The general idea is borrowers who receive a Paycheck Protection Program (PPP) loan less than $2 million will be deemed to have made the required certification of economic uncertainty and repayment of the loan is unnecessary. When determining the amount of the PPP loan, do not forget to aggregate the amounts by the affiliates.
What is “good faith?”
When borrowers apply for a PPP loan, they must certify in good faith the loan request is necessary to support ongoing operations, due to current economic uncertainty.
The SBA has consulted with the Treasury to determine a safe harbor in which “any borrower that, together with its affiliates, received PPP loans with an original principal amount of less than $2 million will be deemed to have made the required certification concerning the necessity of the loan request in good faith.” This safe harbor will apply to the SBA’s review of received PPP loans and will also promote economic certainty as employee retention is key for PPP loan forgiveness.
The threshold was determined based on the general knowledge that borrowers with loans greater than $2 million are more likely to have access to adequate sources of liquidity in the current economic environment. With the large volume of PPP loans, this safe harbor will enable the SBA to focus on larger loans for reviews and audits.
What if I have a PPP loan greater than $2 million?
Those who do not satisfy this safe harbor may still qualify for loan forgiveness if they meet the requirements, which can be found here; including the required good-faith economic uncertainty certification, based on their circumstances in light of SBA guidance and language. These loans will be subject to review by the SBA to determine whether all program requirements were satisfied. If the SBA determines the borrower lacked an adequate basis for the required good-faith certification in its review, the SBA will seek repayment of the outstanding PPP loan balance and will inform the lender they are not eligible for loan forgiveness. Administrative enforcement or referrals to other agencies will not be pursued by the SBA if the borrower repays the loan after receiving notification. Still, the necessity of the loan request certification will not affect the SBA’s loan guarantee.

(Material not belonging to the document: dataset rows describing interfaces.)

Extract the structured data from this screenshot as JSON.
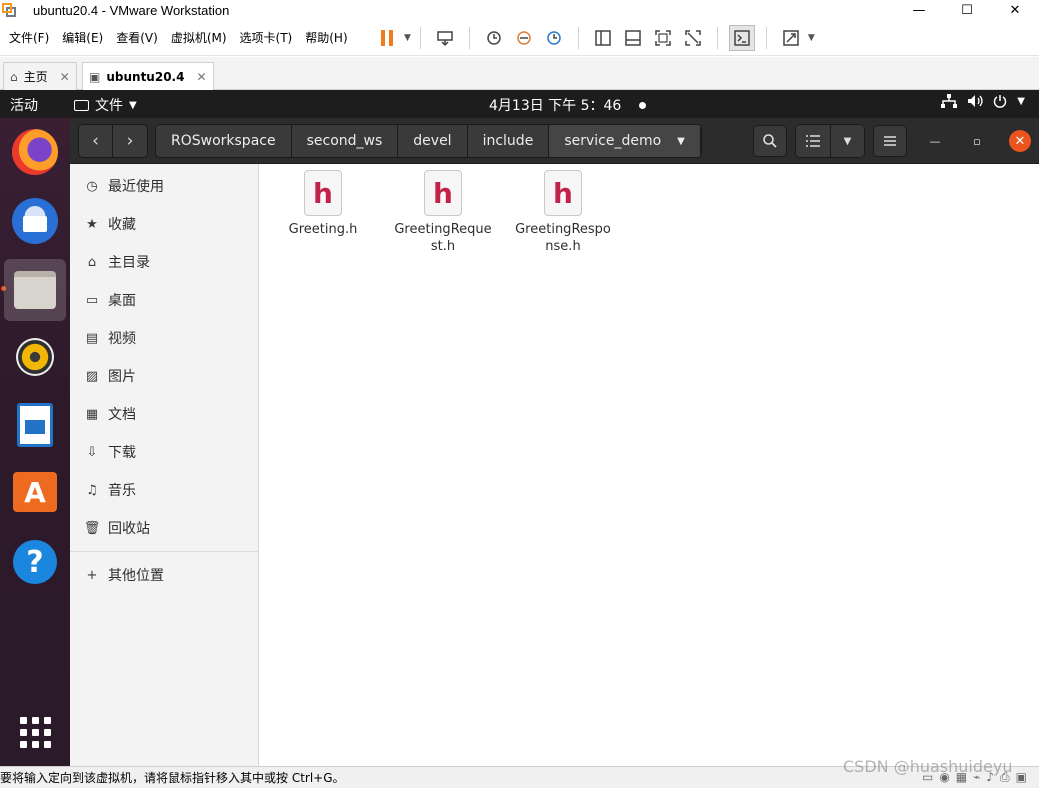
{
  "vm": {
    "window_title": "ubuntu20.4 - VMware Workstation",
    "window_controls": {
      "minimize": "—",
      "maximize": "☐",
      "close": "✕"
    },
    "menu": [
      "文件(F)",
      "编辑(E)",
      "查看(V)",
      "虚拟机(M)",
      "选项卡(T)",
      "帮助(H)"
    ],
    "tabs": [
      {
        "label": "主页",
        "icon": "home-icon",
        "active": false
      },
      {
        "label": "ubuntu20.4",
        "icon": "vm-icon",
        "active": true
      }
    ],
    "status_message": "要将输入定向到该虚拟机，请将鼠标指针移入其中或按 Ctrl+G。"
  },
  "gnome": {
    "activities": "活动",
    "app_menu": "文件",
    "clock": "4月13日  下午 5：46"
  },
  "dock": {
    "apps": [
      {
        "name": "firefox",
        "icon": "firefox-icon",
        "running": false
      },
      {
        "name": "thunderbird",
        "icon": "thunderbird-icon",
        "running": false
      },
      {
        "name": "files",
        "icon": "files-icon",
        "running": true
      },
      {
        "name": "rhythmbox",
        "icon": "rhythmbox-icon",
        "running": false
      },
      {
        "name": "libreoffice-writer",
        "icon": "writer-icon",
        "running": false
      },
      {
        "name": "ubuntu-software",
        "icon": "software-icon",
        "glyph": "A",
        "running": false
      },
      {
        "name": "help",
        "icon": "help-icon",
        "glyph": "?",
        "running": false
      }
    ]
  },
  "nautilus": {
    "breadcrumbs": [
      "ROSworkspace",
      "second_ws",
      "devel",
      "include",
      "service_demo"
    ],
    "sidebar": [
      {
        "label": "最近使用",
        "icon": "recent-icon"
      },
      {
        "label": "收藏",
        "icon": "star-icon"
      },
      {
        "label": "主目录",
        "icon": "home-icon"
      },
      {
        "label": "桌面",
        "icon": "desktop-icon"
      },
      {
        "label": "视频",
        "icon": "video-icon"
      },
      {
        "label": "图片",
        "icon": "picture-icon"
      },
      {
        "label": "文档",
        "icon": "document-icon"
      },
      {
        "label": "下载",
        "icon": "download-icon"
      },
      {
        "label": "音乐",
        "icon": "music-icon"
      },
      {
        "label": "回收站",
        "icon": "trash-icon"
      },
      {
        "label": "其他位置",
        "icon": "plus-icon"
      }
    ],
    "files": [
      {
        "name": "Greeting.h",
        "icon_glyph": "h"
      },
      {
        "name": "GreetingRequest.h",
        "icon_glyph": "h"
      },
      {
        "name": "GreetingResponse.h",
        "icon_glyph": "h"
      }
    ]
  },
  "watermark": "CSDN @huashuideyu",
  "colors": {
    "ubuntu_orange": "#e9541f",
    "header_dark": "#2c2c2c",
    "file_glyph": "#c2224a",
    "pause_orange": "#f07c1c"
  }
}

If you have questions regarding your PPP loan and its forgiveness, contact a KerberRose trusted advisor here.